Nonresidents and Taxation of Online Personal Services

While taxpayers who run online businesses from the United States are generally subject to income tax and state sales tax (depending on the nature of the business, the primary location of their customer base, etc.) no specific guidance exists on foreign-based online businesses catering to U.S. customers when it comes to online personal services.  These kinds of services may range from creating content for online websites, writing code for software, editing photos or other services which produce digital goods.

Publication 519 U.S. Tax Guide for Aliens covers a range of topics relating to the taxation of non-U.S. residents including source of income and what it means to be engaged in a trade or business in the United States.  Nonresident aliens are taxed based on the source of their income and whether or not their income is effectively connected with a U.S. trade or business.  In regards to personal services, you are considered to be engaged in a trade or business during the tax year in the United States if you perform personal services in the United States at any time during the tax year.  See IRC § 861; Treas.
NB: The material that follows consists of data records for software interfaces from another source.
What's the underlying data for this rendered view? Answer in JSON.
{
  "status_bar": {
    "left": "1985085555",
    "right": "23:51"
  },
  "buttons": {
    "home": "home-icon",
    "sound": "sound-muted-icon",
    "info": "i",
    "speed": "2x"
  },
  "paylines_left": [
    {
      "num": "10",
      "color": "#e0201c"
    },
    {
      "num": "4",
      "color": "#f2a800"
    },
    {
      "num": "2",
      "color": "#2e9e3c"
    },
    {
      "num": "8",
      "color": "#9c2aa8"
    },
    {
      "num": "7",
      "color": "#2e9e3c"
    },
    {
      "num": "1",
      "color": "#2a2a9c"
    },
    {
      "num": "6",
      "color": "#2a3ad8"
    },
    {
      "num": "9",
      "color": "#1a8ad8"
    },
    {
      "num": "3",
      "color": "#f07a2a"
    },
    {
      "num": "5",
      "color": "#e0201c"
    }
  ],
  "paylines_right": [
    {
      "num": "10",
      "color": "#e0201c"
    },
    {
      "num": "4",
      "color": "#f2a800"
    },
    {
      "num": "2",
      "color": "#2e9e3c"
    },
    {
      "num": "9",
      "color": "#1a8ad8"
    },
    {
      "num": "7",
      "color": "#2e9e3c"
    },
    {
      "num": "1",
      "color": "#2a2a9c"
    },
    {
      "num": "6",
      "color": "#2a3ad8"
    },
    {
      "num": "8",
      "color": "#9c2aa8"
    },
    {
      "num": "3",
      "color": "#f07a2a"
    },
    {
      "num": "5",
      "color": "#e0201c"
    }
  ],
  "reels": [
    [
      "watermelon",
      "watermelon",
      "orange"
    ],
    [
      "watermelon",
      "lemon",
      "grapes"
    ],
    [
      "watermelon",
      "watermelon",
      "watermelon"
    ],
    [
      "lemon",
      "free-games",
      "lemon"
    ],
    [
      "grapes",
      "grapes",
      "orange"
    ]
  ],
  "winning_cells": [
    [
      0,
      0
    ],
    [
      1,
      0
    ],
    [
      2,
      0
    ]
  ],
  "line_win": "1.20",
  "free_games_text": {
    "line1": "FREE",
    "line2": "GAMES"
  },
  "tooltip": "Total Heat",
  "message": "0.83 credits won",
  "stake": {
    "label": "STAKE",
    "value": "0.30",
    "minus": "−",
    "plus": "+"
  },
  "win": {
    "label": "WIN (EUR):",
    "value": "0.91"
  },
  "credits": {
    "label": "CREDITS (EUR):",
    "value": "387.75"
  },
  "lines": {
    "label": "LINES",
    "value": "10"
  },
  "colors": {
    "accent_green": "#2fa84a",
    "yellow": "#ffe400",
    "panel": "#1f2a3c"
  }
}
Reg. 1.864-4.  Pursuant to Internal Revenue Code § 862, where a nonresident alien performs personal services that generate digital goods in a foreign country, even if the digital goods are utilized by U.S. persons, the nonresident alien would not be considered engaged in a trade or business in the United States and therefore the income generated would not be income that is effectively connected with a U.S trade of business.